◆ **ACTIVITY**: Nothing in the records may be altered, and no picture may be included. Restate them in full.

◆ **RECORDS PROVIDED**:
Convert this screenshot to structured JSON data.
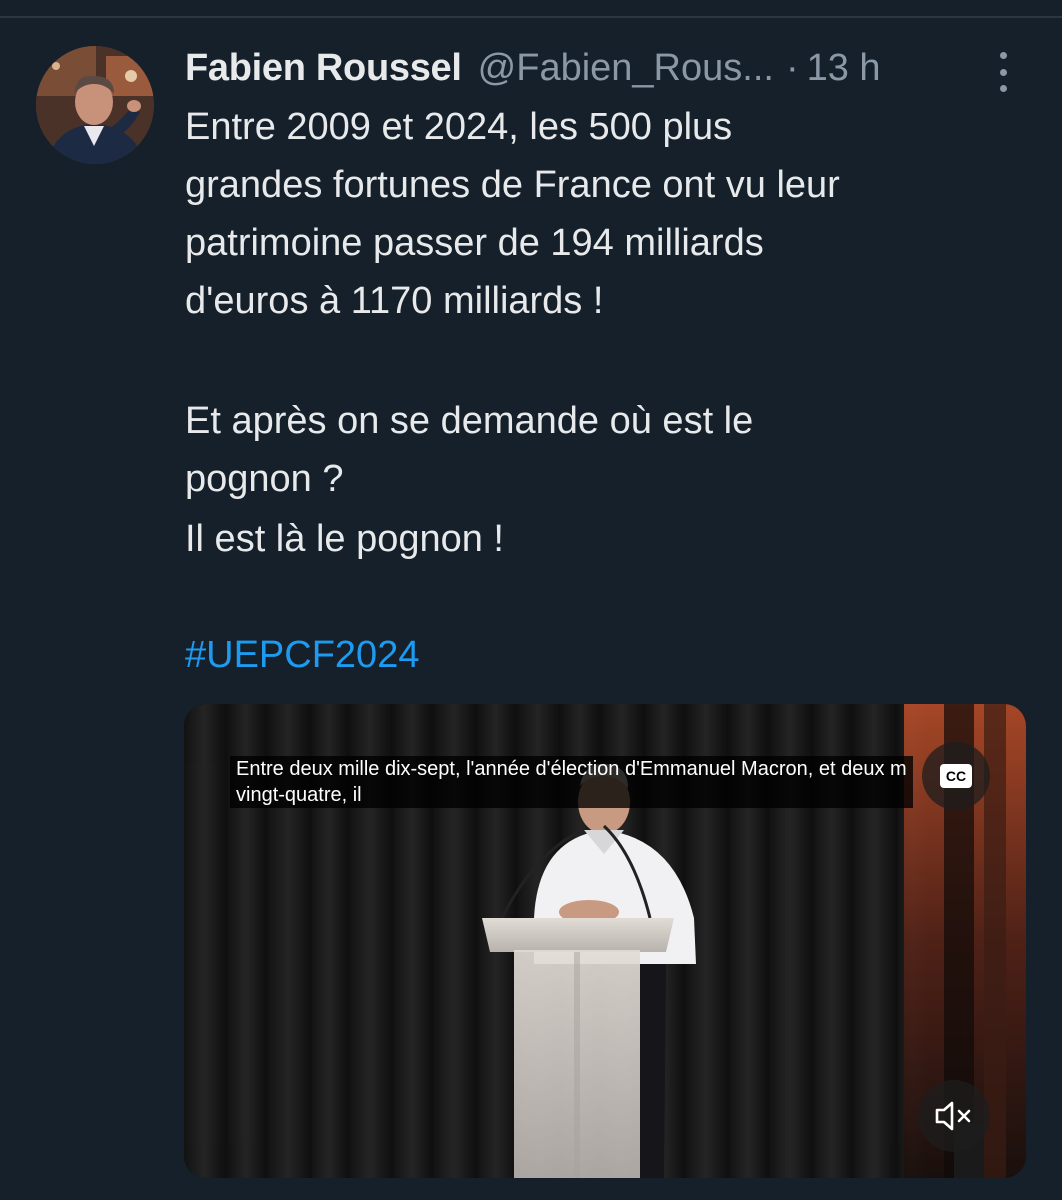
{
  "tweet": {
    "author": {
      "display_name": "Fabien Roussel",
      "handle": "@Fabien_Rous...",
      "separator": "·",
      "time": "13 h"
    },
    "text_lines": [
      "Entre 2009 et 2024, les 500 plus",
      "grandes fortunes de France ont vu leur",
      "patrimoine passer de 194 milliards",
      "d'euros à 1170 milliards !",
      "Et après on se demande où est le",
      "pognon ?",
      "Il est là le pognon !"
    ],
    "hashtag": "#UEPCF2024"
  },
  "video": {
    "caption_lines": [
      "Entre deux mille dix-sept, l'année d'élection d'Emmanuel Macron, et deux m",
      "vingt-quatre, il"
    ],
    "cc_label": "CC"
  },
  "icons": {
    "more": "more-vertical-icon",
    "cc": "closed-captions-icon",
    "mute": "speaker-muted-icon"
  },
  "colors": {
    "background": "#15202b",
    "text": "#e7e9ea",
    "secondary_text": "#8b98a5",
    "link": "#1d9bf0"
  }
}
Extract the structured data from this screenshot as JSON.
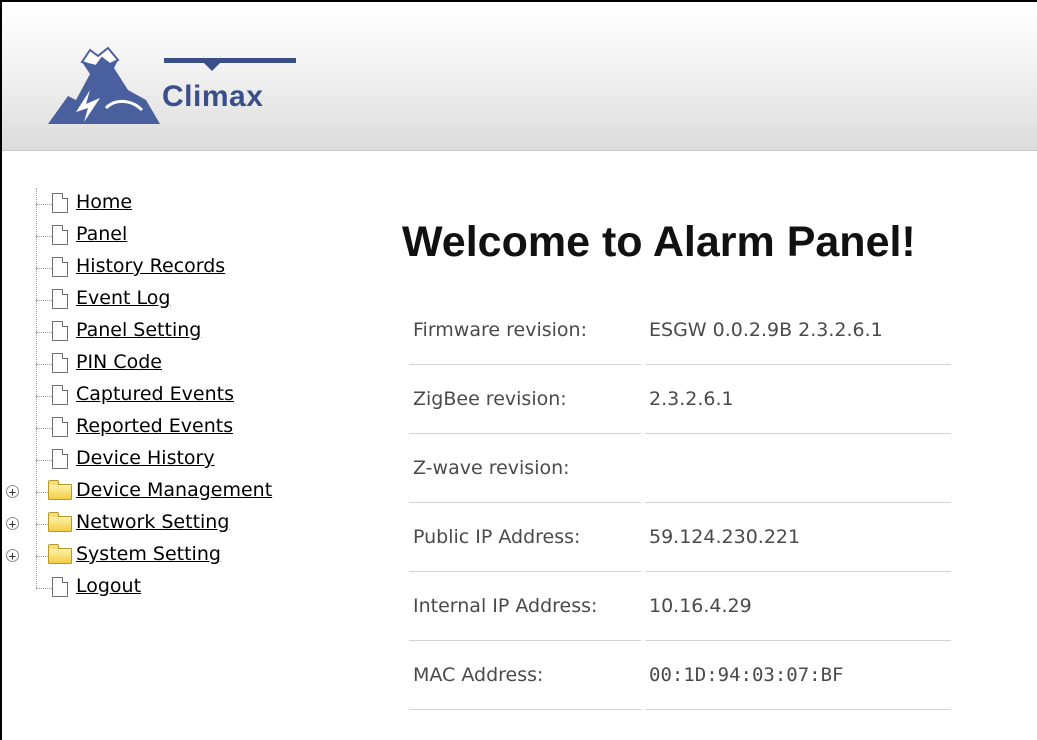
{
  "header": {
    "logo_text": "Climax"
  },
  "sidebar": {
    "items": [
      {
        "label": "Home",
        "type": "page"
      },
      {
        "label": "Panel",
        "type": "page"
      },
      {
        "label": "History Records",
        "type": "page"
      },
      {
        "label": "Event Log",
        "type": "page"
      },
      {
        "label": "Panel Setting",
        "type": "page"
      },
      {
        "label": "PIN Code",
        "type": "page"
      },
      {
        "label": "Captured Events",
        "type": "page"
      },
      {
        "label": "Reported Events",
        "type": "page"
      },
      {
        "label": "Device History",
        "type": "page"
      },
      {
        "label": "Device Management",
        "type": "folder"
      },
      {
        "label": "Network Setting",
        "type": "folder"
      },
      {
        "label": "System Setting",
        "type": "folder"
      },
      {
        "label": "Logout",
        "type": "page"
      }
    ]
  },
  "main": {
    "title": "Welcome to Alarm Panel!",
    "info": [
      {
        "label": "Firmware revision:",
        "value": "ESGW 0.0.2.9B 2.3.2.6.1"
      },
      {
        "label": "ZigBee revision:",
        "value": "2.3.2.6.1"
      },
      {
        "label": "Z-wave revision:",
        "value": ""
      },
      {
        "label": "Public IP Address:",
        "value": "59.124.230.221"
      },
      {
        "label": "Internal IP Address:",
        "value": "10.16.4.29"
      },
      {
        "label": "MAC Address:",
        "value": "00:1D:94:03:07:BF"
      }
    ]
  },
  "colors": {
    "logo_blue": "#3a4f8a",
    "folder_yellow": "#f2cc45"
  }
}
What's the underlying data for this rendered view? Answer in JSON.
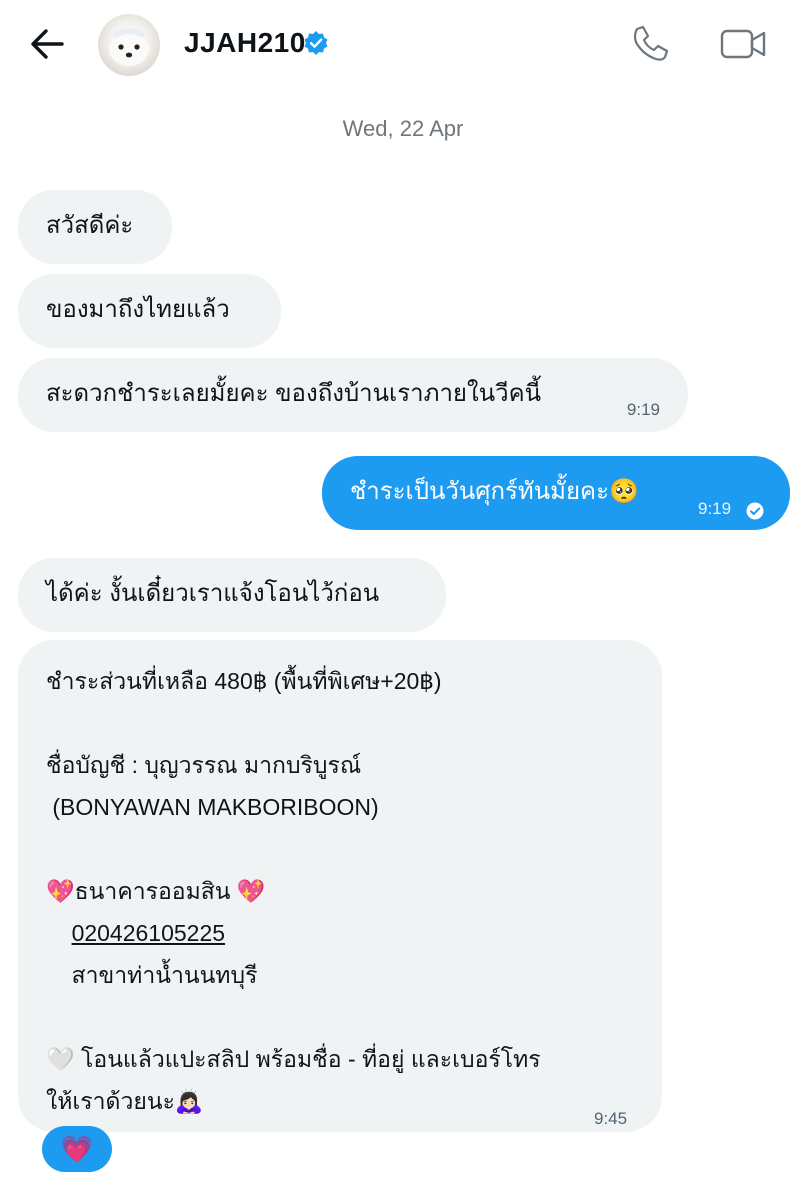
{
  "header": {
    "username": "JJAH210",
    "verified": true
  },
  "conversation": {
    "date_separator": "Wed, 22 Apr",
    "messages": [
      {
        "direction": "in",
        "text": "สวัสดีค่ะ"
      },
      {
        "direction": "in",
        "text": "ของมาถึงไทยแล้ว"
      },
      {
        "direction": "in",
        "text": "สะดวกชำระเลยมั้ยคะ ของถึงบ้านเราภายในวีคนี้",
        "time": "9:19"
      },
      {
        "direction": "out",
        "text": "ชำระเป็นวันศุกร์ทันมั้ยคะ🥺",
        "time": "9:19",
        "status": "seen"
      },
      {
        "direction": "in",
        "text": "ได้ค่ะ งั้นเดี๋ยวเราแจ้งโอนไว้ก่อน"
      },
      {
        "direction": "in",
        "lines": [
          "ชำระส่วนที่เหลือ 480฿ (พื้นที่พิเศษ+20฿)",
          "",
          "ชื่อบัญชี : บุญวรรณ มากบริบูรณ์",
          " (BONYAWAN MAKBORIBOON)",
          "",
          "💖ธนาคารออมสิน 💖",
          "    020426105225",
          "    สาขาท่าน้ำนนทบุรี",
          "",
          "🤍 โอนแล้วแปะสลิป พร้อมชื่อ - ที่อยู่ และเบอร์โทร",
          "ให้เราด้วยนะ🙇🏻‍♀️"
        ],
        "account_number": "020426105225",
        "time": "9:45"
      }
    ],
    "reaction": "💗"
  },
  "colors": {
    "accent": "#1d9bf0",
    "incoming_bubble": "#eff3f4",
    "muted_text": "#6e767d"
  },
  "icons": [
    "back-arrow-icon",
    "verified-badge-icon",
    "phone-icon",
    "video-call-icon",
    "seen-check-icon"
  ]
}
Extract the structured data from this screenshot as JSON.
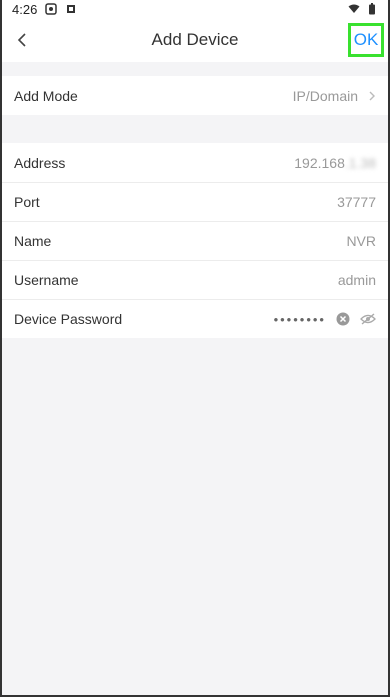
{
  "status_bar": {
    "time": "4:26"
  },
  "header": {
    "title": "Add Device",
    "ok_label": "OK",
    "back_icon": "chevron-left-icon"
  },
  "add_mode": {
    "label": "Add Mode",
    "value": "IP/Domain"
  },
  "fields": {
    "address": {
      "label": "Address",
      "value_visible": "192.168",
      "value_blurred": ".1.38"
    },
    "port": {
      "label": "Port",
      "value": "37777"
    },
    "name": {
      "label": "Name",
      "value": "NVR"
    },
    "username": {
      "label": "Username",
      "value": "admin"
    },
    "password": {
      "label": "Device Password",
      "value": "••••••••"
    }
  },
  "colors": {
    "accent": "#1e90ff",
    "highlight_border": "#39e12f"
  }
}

◆ **WRITTEN RESPONSE**:
Convert this screenshot to structured JSON data.
{
  "tweet": {
    "author": {
      "display_name": "Fabien Roussel",
      "handle": "@Fabien_Rous...",
      "separator": "·",
      "time": "13 h"
    },
    "text_lines": [
      "Entre 2009 et 2024, les 500 plus",
      "grandes fortunes de France ont vu leur",
      "patrimoine passer de 194 milliards",
      "d'euros à 1170 milliards !",
      "Et après on se demande où est le",
      "pognon ?",
      "Il est là le pognon !"
    ],
    "hashtag": "#UEPCF2024"
  },
  "video": {
    "caption_lines": [
      "Entre deux mille dix-sept, l'année d'élection d'Emmanuel Macron, et deux m",
      "vingt-quatre, il"
    ],
    "cc_label": "CC"
  },
  "icons": {
    "more": "more-vertical-icon",
    "cc": "closed-captions-icon",
    "mute": "speaker-muted-icon"
  },
  "colors": {
    "background": "#15202b",
    "text": "#e7e9ea",
    "secondary_text": "#8b98a5",
    "link": "#1d9bf0"
  }
}
Extract the structured data from this screenshot as JSON.
{
  "header": {
    "logo_text": "Climax"
  },
  "sidebar": {
    "items": [
      {
        "label": "Home",
        "type": "page"
      },
      {
        "label": "Panel",
        "type": "page"
      },
      {
        "label": "History Records",
        "type": "page"
      },
      {
        "label": "Event Log",
        "type": "page"
      },
      {
        "label": "Panel Setting",
        "type": "page"
      },
      {
        "label": "PIN Code",
        "type": "page"
      },
      {
        "label": "Captured Events",
        "type": "page"
      },
      {
        "label": "Reported Events",
        "type": "page"
      },
      {
        "label": "Device History",
        "type": "page"
      },
      {
        "label": "Device Management",
        "type": "folder"
      },
      {
        "label": "Network Setting",
        "type": "folder"
      },
      {
        "label": "System Setting",
        "type": "folder"
      },
      {
        "label": "Logout",
        "type": "page"
      }
    ]
  },
  "main": {
    "title": "Welcome to Alarm Panel!",
    "info": [
      {
        "label": "Firmware revision:",
        "value": "ESGW 0.0.2.9B 2.3.2.6.1"
      },
      {
        "label": "ZigBee revision:",
        "value": "2.3.2.6.1"
      },
      {
        "label": "Z-wave revision:",
        "value": ""
      },
      {
        "label": "Public IP Address:",
        "value": "59.124.230.221"
      },
      {
        "label": "Internal IP Address:",
        "value": "10.16.4.29"
      },
      {
        "label": "MAC Address:",
        "value": "00:1D:94:03:07:BF"
      }
    ]
  },
  "colors": {
    "logo_blue": "#3a4f8a",
    "folder_yellow": "#f2cc45"
  }
}
What's the underlying data for this rendered view? Answer in JSON.
{
  "header": {
    "username": "JJAH210",
    "verified": true
  },
  "conversation": {
    "date_separator": "Wed, 22 Apr",
    "messages": [
      {
        "direction": "in",
        "text": "สวัสดีค่ะ"
      },
      {
        "direction": "in",
        "text": "ของมาถึงไทยแล้ว"
      },
      {
        "direction": "in",
        "text": "สะดวกชำระเลยมั้ยคะ ของถึงบ้านเราภายในวีคนี้",
        "time": "9:19"
      },
      {
        "direction": "out",
        "text": "ชำระเป็นวันศุกร์ทันมั้ยคะ🥺",
        "time": "9:19",
        "status": "seen"
      },
      {
        "direction": "in",
        "text": "ได้ค่ะ งั้นเดี๋ยวเราแจ้งโอนไว้ก่อน"
      },
      {
        "direction": "in",
        "lines": [
          "ชำระส่วนที่เหลือ 480฿ (พื้นที่พิเศษ+20฿)",
          "",
          "ชื่อบัญชี : บุญวรรณ มากบริบูรณ์",
          " (BONYAWAN MAKBORIBOON)",
          "",
          "💖ธนาคารออมสิน 💖",
          "    020426105225",
          "    สาขาท่าน้ำนนทบุรี",
          "",
          "🤍 โอนแล้วแปะสลิป พร้อมชื่อ - ที่อยู่ และเบอร์โทร",
          "ให้เราด้วยนะ🙇🏻‍♀️"
        ],
        "account_number": "020426105225",
        "time": "9:45"
      }
    ],
    "reaction": "💗"
  },
  "colors": {
    "accent": "#1d9bf0",
    "incoming_bubble": "#eff3f4",
    "muted_text": "#6e767d"
  },
  "icons": [
    "back-arrow-icon",
    "verified-badge-icon",
    "phone-icon",
    "video-call-icon",
    "seen-check-icon"
  ]
}
Extract the structured data from this screenshot as JSON.
{
  "status_bar": {
    "time": "4:26"
  },
  "header": {
    "title": "Add Device",
    "ok_label": "OK",
    "back_icon": "chevron-left-icon"
  },
  "add_mode": {
    "label": "Add Mode",
    "value": "IP/Domain"
  },
  "fields": {
    "address": {
      "label": "Address",
      "value_visible": "192.168",
      "value_blurred": ".1.38"
    },
    "port": {
      "label": "Port",
      "value": "37777"
    },
    "name": {
      "label": "Name",
      "value": "NVR"
    },
    "username": {
      "label": "Username",
      "value": "admin"
    },
    "password": {
      "label": "Device Password",
      "value": "••••••••"
    }
  },
  "colors": {
    "accent": "#1e90ff",
    "highlight_border": "#39e12f"
  }
}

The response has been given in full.